McCrometer’s solution to this common flow problem? A proprietary fusion-bonded epoxy to make its UltraLiner. The coating is comprised of materials engineered by 3M and applied in a meticulous process to many of the mag meters produced by the company. The lining carries a lifetime guarantee against delamination and tearing.
The protective layer between the metallic body and the conductive liquid flowing through it is designed to insulate a magmeter against short-circuiting. Where separately installed liner inserts are used to provide that protection, deterioration of those liners can be one of the biggest complaints about full-bore mag meter performance. According to McCrometer, the most durable magmeter coating is one that is not simply layered on the inside of the tube, but completely envelopes the entire assembly with thermoset powder coating epoxy. This bonding process provides complete, continuous coverage, enveloping the entire interior and exterior surface of the mag meter housing with uninterrupted protection.
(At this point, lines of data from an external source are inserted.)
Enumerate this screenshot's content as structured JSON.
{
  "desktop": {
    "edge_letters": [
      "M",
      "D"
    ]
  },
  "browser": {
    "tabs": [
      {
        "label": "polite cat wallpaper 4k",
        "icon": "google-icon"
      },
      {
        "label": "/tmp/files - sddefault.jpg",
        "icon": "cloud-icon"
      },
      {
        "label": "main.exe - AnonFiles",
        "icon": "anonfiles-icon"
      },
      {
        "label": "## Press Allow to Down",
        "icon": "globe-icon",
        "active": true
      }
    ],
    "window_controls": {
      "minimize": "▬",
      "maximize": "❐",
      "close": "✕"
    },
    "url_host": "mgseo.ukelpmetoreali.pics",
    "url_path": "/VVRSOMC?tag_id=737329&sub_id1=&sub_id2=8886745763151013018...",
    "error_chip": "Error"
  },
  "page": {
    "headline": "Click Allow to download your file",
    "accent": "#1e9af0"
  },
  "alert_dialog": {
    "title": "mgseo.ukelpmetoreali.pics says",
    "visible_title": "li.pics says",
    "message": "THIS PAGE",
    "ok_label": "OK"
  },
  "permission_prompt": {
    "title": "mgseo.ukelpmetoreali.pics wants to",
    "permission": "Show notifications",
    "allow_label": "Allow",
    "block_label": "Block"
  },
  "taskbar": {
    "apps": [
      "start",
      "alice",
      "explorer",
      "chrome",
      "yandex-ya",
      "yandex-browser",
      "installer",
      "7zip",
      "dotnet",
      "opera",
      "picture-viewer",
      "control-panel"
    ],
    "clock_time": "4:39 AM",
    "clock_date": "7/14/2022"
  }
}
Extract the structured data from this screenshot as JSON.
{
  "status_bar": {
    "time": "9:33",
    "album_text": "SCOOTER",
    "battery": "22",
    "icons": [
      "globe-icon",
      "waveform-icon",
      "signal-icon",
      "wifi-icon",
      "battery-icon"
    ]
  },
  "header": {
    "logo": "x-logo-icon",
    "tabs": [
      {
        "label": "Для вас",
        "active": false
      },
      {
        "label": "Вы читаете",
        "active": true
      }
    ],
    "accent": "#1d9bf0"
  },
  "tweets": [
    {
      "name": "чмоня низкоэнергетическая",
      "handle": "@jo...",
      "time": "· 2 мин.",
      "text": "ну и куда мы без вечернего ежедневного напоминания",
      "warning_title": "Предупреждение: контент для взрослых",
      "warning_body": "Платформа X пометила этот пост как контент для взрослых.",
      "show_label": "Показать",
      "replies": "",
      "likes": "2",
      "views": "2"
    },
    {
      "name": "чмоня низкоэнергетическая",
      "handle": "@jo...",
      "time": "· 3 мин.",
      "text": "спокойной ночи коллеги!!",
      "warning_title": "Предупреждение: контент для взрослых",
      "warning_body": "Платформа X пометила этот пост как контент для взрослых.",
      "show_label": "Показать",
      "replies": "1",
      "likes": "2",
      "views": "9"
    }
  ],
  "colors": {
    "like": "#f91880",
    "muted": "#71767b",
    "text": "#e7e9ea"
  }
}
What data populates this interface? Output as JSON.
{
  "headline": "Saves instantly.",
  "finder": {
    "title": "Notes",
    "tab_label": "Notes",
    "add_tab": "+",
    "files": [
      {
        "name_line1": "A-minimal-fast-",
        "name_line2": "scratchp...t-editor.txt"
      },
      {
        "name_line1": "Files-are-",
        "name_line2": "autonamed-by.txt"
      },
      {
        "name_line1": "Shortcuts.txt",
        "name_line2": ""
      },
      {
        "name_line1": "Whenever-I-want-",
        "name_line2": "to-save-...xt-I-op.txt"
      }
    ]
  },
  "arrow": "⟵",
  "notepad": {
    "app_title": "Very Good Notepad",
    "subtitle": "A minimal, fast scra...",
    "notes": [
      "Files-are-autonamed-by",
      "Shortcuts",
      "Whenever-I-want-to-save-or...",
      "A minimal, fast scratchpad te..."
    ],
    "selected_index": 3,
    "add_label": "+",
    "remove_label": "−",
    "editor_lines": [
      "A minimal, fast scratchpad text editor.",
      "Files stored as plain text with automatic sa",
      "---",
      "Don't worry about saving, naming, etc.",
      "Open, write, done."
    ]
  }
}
It provides excellent adhesion to resist corrosive soils, hydrocarbons, harsh chemicals, even sea water.
This type of coating has demonstrated its durability in the field by standing up to flows that include sand, rust, or harsh chemicals in the water without cracking, peeling, or falling off. If those problems occur, particles of the liner can get into the process flow and the mag meters can produce grossly inaccurate readings.
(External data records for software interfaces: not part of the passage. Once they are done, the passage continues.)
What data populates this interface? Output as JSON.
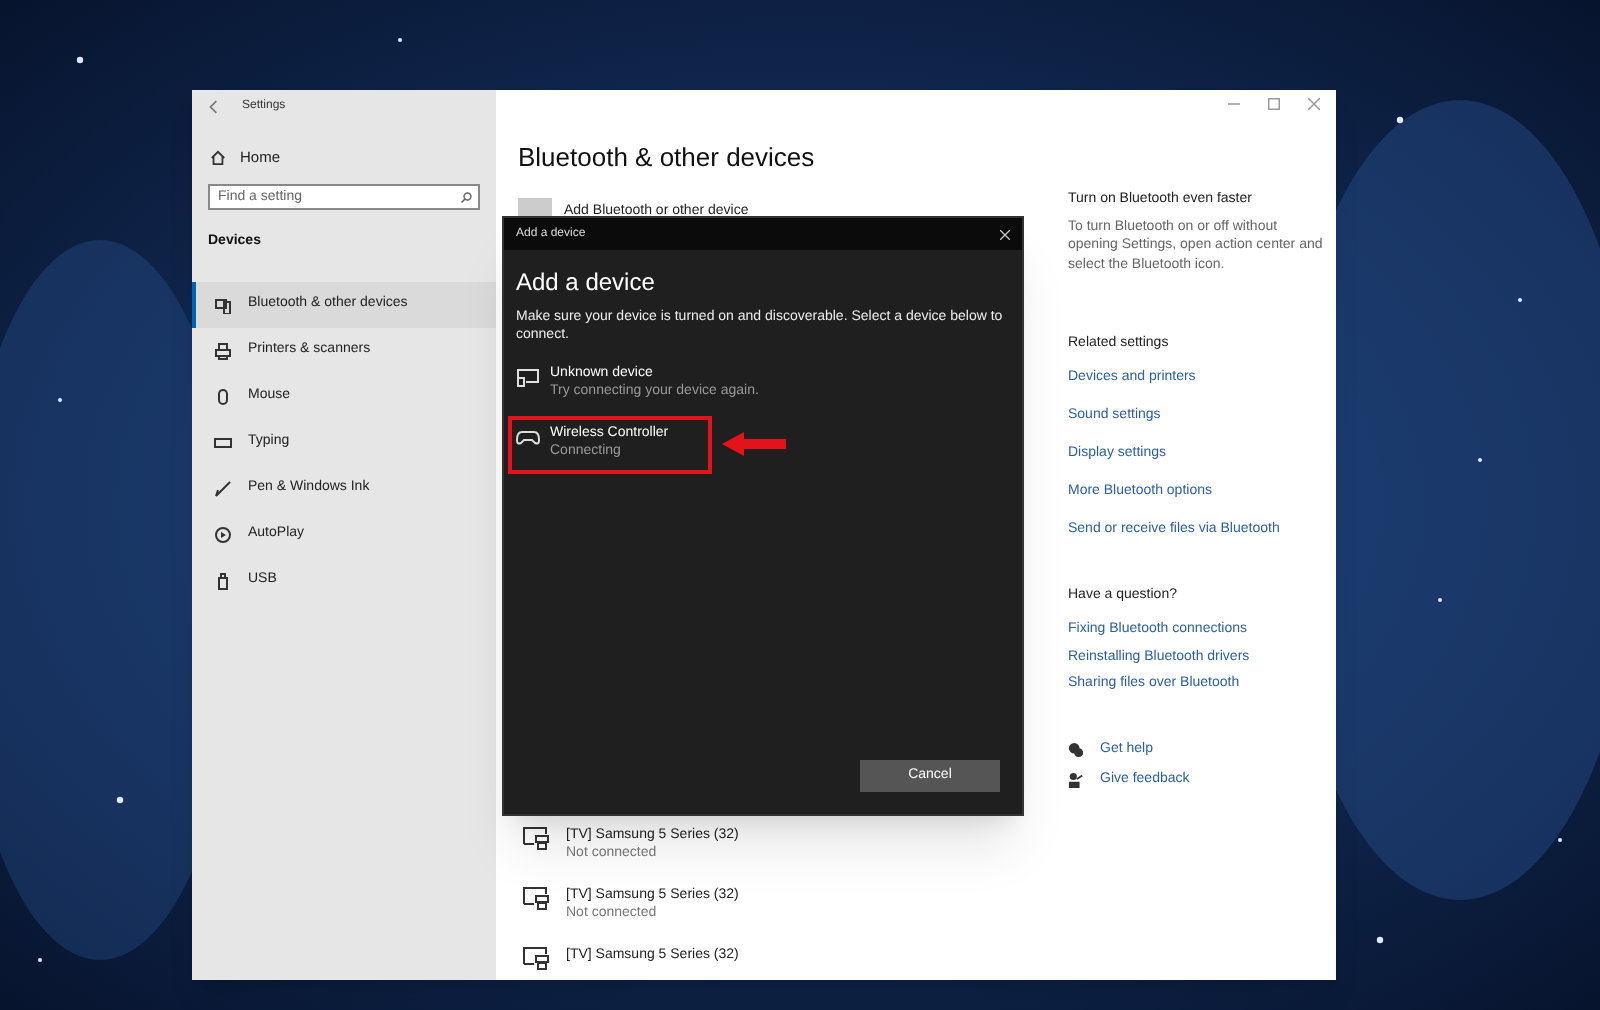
{
  "window": {
    "title": "Settings"
  },
  "sidebar": {
    "home": "Home",
    "search": {
      "placeholder": "Find a setting"
    },
    "section": "Devices",
    "items": [
      {
        "label": "Bluetooth & other devices",
        "selected": true
      },
      {
        "label": "Printers & scanners",
        "selected": false
      },
      {
        "label": "Mouse",
        "selected": false
      },
      {
        "label": "Typing",
        "selected": false
      },
      {
        "label": "Pen & Windows Ink",
        "selected": false
      },
      {
        "label": "AutoPlay",
        "selected": false
      },
      {
        "label": "USB",
        "selected": false
      }
    ]
  },
  "main": {
    "title": "Bluetooth & other devices",
    "add_button": "Add Bluetooth or other device",
    "devices": [
      {
        "name": "[TV] Samsung 5 Series (32)",
        "status": "Not connected"
      },
      {
        "name": "[TV] Samsung 5 Series (32)",
        "status": "Not connected"
      },
      {
        "name": "[TV] Samsung 5 Series (32)"
      }
    ]
  },
  "dialog": {
    "title": "Add a device",
    "heading": "Add a device",
    "instructions": "Make sure your device is turned on and discoverable. Select a device below to connect.",
    "devices": [
      {
        "kind": "display",
        "name": "Unknown device",
        "status": "Try connecting your device again.",
        "highlighted": false
      },
      {
        "kind": "gamepad",
        "name": "Wireless Controller",
        "status": "Connecting",
        "highlighted": true
      }
    ],
    "cancel": "Cancel"
  },
  "right": {
    "tip": {
      "title": "Turn on Bluetooth even faster",
      "text": "To turn Bluetooth on or off without opening Settings, open action center and select the Bluetooth icon."
    },
    "related": {
      "title": "Related settings",
      "links": [
        "Devices and printers",
        "Sound settings",
        "Display settings",
        "More Bluetooth options",
        "Send or receive files via Bluetooth"
      ]
    },
    "question": {
      "title": "Have a question?",
      "links": [
        "Fixing Bluetooth connections",
        "Reinstalling Bluetooth drivers",
        "Sharing files over Bluetooth"
      ]
    },
    "help": [
      "Get help",
      "Give feedback"
    ]
  }
}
The company’s mag meters with the UltraLiner have been installed in a variety of flow applications where performance is crucial. In agriculture, the Dura Mag and the Mc Mag models measure harsh flow media for applications such as chemigation and fertigation, as well as dairy effluent, all of which require resistance to corrosion. In the municipal industry, customers use the company’s FPI Mag and Ultra Mag meters as retrofits after experiencing liners delaminating and damaging a nearby pump or causing a blockage. Both issues can be costly to remedy, especially if the metering location is buried in a vault or the blockage isn’t easily accessible. The signal that mag meters produce can go haywire and users will receive inaccurate readings, interfering with decision-making and daily operations.
In industrial applications, shutting down an operation produces massive inefficiencies and expenses, and possibly regulatory issues if a liner tears in a food and beverage factory. For segments such as pulp and paper or automotive, harsh chemicals can corrode flow meters if the liner cannot maintain its integrity.
McCrometer’s factory process for manufacturing the UltraLiner is a critical contributor to its performance. To coat the flow meters with the epoxy, critical areas are masked, and the meter is blasted to remove any foreign particulates. Then, the meter is hoisted down into a fluidized bed dip tank where powdered coating is applied, bonding the epoxy onto the meter body or sensor. Post-dip, the meter is visually inspected for quality assurance, sanded down for an even coating, and then baked in an oven to finish. The result is a more durable alternative to rubber or plastic liners, says the company. The process can also be applied to insertion and propeller mag meters.
Based in Hemet in southern California, McCrometer is a global flow instrument specialist. Now a subsidiary of Danaher Corporation, it has been supplying flow measurement products for more than 60 years.